Task item:
Reproduce the data below word for word, setting aside any picture it holds.

*** Data shown Section Begins ***

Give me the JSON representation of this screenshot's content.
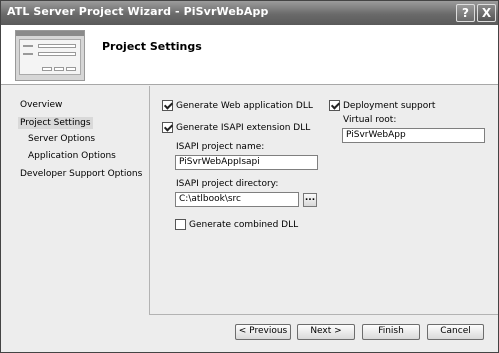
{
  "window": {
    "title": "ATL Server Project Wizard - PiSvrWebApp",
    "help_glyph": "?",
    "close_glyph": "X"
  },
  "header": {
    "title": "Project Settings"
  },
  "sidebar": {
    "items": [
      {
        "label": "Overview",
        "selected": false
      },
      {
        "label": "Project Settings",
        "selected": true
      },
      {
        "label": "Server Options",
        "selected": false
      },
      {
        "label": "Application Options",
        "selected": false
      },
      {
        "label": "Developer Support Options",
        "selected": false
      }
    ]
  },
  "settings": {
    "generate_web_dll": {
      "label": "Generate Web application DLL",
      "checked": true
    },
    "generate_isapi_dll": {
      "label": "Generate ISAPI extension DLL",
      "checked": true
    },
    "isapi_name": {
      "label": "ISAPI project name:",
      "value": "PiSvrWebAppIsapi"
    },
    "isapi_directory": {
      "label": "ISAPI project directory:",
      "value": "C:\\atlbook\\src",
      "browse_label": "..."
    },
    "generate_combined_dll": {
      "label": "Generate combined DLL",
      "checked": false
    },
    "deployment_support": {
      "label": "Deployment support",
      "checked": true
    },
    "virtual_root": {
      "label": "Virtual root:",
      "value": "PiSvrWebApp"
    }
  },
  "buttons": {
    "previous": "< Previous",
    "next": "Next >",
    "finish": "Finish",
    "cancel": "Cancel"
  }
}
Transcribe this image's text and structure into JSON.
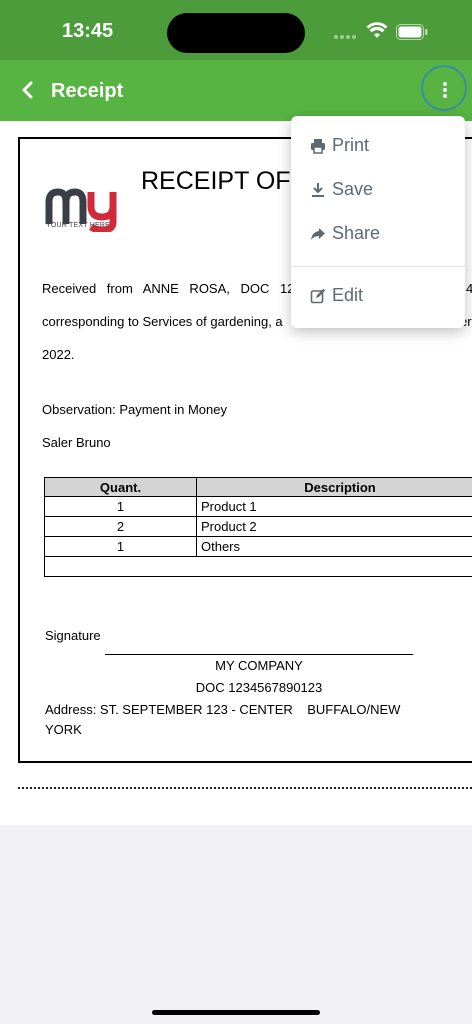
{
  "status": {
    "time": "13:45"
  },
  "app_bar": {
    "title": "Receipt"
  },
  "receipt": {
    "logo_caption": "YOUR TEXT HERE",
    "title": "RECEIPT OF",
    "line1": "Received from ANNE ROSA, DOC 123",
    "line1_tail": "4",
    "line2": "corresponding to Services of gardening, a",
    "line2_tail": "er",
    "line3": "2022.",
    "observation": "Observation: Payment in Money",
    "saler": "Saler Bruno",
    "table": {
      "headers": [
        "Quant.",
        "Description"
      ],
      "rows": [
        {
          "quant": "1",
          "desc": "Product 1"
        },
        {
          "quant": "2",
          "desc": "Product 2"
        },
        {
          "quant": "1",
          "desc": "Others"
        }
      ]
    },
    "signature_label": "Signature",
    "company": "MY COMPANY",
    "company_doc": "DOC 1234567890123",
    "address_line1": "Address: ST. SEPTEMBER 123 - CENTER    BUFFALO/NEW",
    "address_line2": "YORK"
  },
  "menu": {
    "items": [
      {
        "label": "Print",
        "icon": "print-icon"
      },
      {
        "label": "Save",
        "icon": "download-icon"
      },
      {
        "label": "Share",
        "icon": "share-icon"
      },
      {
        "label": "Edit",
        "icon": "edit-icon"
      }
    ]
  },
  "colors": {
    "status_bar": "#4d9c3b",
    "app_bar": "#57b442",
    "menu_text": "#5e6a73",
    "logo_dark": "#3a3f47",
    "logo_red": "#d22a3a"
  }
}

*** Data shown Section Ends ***

Task output:
Give me the JSON representation of this screenshot's content.
{
  "window": {
    "title": "ATL Server Project Wizard - PiSvrWebApp",
    "help_glyph": "?",
    "close_glyph": "X"
  },
  "header": {
    "title": "Project Settings"
  },
  "sidebar": {
    "items": [
      {
        "label": "Overview",
        "selected": false
      },
      {
        "label": "Project Settings",
        "selected": true
      },
      {
        "label": "Server Options",
        "selected": false
      },
      {
        "label": "Application Options",
        "selected": false
      },
      {
        "label": "Developer Support Options",
        "selected": false
      }
    ]
  },
  "settings": {
    "generate_web_dll": {
      "label": "Generate Web application DLL",
      "checked": true
    },
    "generate_isapi_dll": {
      "label": "Generate ISAPI extension DLL",
      "checked": true
    },
    "isapi_name": {
      "label": "ISAPI project name:",
      "value": "PiSvrWebAppIsapi"
    },
    "isapi_directory": {
      "label": "ISAPI project directory:",
      "value": "C:\\atlbook\\src",
      "browse_label": "..."
    },
    "generate_combined_dll": {
      "label": "Generate combined DLL",
      "checked": false
    },
    "deployment_support": {
      "label": "Deployment support",
      "checked": true
    },
    "virtual_root": {
      "label": "Virtual root:",
      "value": "PiSvrWebApp"
    }
  },
  "buttons": {
    "previous": "< Previous",
    "next": "Next >",
    "finish": "Finish",
    "cancel": "Cancel"
  }
}
Transcribe this image's text and structure into JSON.
{
  "status": {
    "time": "13:45"
  },
  "app_bar": {
    "title": "Receipt"
  },
  "receipt": {
    "logo_caption": "YOUR TEXT HERE",
    "title": "RECEIPT OF",
    "line1": "Received from ANNE ROSA, DOC 123",
    "line1_tail": "4",
    "line2": "corresponding to Services of gardening, a",
    "line2_tail": "er",
    "line3": "2022.",
    "observation": "Observation: Payment in Money",
    "saler": "Saler Bruno",
    "table": {
      "headers": [
        "Quant.",
        "Description"
      ],
      "rows": [
        {
          "quant": "1",
          "desc": "Product 1"
        },
        {
          "quant": "2",
          "desc": "Product 2"
        },
        {
          "quant": "1",
          "desc": "Others"
        }
      ]
    },
    "signature_label": "Signature",
    "company": "MY COMPANY",
    "company_doc": "DOC 1234567890123",
    "address_line1": "Address: ST. SEPTEMBER 123 - CENTER    BUFFALO/NEW",
    "address_line2": "YORK"
  },
  "menu": {
    "items": [
      {
        "label": "Print",
        "icon": "print-icon"
      },
      {
        "label": "Save",
        "icon": "download-icon"
      },
      {
        "label": "Share",
        "icon": "share-icon"
      },
      {
        "label": "Edit",
        "icon": "edit-icon"
      }
    ]
  },
  "colors": {
    "status_bar": "#4d9c3b",
    "app_bar": "#57b442",
    "menu_text": "#5e6a73",
    "logo_dark": "#3a3f47",
    "logo_red": "#d22a3a"
  }
}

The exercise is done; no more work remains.